Data about app and page elements:

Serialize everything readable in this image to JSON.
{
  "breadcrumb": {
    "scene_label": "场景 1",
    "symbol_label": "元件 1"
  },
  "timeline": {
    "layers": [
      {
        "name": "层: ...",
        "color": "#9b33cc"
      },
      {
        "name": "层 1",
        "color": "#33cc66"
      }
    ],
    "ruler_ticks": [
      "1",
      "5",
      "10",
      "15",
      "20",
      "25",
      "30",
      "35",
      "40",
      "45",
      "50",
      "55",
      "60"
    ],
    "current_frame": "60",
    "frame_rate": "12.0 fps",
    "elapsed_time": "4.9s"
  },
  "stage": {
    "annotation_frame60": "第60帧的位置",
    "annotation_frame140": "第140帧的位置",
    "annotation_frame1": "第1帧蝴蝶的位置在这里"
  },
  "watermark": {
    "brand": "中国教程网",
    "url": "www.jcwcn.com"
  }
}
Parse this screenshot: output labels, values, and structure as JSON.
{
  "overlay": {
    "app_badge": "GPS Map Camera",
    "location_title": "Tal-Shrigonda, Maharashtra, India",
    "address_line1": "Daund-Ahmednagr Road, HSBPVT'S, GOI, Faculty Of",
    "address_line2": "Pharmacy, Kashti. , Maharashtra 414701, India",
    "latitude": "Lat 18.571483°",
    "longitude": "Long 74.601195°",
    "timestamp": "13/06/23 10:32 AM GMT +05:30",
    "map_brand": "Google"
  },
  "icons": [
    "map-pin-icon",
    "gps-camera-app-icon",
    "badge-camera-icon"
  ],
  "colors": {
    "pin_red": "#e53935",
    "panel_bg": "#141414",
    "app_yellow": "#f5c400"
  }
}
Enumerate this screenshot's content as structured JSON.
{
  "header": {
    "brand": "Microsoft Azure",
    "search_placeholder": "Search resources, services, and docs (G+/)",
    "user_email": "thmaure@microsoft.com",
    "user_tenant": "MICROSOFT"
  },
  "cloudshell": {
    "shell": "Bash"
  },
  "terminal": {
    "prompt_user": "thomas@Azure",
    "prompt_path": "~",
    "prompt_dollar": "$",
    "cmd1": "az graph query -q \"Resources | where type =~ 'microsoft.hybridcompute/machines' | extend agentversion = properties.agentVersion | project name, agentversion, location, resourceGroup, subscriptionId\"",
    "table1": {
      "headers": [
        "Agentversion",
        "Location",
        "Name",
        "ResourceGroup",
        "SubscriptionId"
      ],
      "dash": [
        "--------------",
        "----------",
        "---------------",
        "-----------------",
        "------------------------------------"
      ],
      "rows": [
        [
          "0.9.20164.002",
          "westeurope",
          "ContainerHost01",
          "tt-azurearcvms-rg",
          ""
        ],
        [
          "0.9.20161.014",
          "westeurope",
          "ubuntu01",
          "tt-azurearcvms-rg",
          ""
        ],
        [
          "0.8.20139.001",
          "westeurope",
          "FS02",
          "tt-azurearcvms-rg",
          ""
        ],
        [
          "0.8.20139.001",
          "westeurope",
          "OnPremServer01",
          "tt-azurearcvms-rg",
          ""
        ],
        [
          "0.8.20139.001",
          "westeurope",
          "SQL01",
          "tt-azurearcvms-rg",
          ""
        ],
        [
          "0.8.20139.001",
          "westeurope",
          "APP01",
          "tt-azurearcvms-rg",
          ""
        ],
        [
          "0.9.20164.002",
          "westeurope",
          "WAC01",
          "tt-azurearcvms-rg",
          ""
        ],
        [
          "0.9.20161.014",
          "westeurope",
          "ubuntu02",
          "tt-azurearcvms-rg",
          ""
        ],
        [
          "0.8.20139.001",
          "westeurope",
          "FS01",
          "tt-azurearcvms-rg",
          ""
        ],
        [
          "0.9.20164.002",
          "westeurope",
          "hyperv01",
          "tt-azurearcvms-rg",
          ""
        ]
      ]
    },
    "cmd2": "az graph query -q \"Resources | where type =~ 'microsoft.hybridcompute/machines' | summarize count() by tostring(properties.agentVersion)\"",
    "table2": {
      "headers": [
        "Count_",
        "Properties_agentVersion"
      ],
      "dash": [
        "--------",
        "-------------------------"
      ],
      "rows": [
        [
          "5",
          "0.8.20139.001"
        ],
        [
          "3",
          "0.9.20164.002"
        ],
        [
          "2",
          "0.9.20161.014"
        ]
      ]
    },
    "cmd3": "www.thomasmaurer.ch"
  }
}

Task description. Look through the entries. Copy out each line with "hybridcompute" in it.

Answer below.
    "cmd1": "az graph query -q \"Resources | where type =~ 'microsoft.hybridcompute/machines' | extend agentversion = properties.agentVersion | project name, agentversion, location, resourceGroup, subscriptionId\"",
    "cmd2": "az graph query -q \"Resources | where type =~ 'microsoft.hybridcompute/machines' | summarize count() by tostring(properties.agentVersion)\"",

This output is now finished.